The number of migrant families entering the United States illegally has reached a record high, according to Department of Homeland Security data obtained by the Washington Post.
In September, Border Patrol agents apprehended 16,658 family members, up from about 9,200 in July and 4,200 last September. The previous record of 16,357 was set in June 2014.
Overall apprehension numbers remain low compared to recent decades because far fewer people are crossing the border alone. Border Patrol agents detained 396,579 people in the 2018 fiscal year, which ended on September 30. That is a 30 percent increase from 2017, when border apprehensions were at their lowest level since 1971. In the 1990s, about 1.25 million people per year were apprehended along the US-Mexico border.
The Washington Post reports that the increase in families crossing the border has enraged President Donald Trump:
Large groups of 100 or more Central American parents and children have been crossing the Rio Grande and the deserts of Arizona to turn themselves in, and after citing a fear of return, the families are typically assigned a court date and released from custody.
“We’re getting hammered daily,” said one Border Patrol agent in South Texas who spoke on the condition of anonymity because he was not authorized to speak to the news media.
Having campaigned on a promise to stop illegal immigration and build a border wall, Trump now faces a spiraling enforcement challenge with no ready solutions. The soaring arrest numbers — and a new caravan of Central American migrants heading north — have left him in a furious state, White House aides say.

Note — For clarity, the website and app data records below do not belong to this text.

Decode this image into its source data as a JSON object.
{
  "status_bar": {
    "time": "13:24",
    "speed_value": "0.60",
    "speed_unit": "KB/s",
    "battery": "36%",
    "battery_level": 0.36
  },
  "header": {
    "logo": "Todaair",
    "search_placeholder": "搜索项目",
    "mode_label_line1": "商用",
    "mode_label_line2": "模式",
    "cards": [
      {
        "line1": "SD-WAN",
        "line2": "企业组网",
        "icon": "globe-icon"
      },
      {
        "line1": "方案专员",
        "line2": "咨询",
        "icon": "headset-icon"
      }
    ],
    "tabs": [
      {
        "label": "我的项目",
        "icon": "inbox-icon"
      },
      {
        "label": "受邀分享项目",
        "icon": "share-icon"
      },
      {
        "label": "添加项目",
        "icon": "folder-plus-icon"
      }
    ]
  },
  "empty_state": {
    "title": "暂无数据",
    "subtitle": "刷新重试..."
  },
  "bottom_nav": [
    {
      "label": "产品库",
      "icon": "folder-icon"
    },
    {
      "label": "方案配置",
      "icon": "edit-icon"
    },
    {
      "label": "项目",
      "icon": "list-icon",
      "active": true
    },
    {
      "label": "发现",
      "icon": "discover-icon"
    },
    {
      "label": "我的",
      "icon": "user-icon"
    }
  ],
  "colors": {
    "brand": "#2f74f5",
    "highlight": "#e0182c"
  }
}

In June, Trump abandoned the zero-tolerance policy that separated more than 2,500 families this spring. The Trump administration is now considering a new family separation policy that would force parents to choose between being detained indefinitely with their kids and being separated. Trump has been receiving regular updates on the border numbers, according to the Post, and is now pushing to restart some form of family separation.
In total, 107,212 family member were taken into government custody in the 2018 fiscal year. That was up from the previous record of 77,857 set in 2016.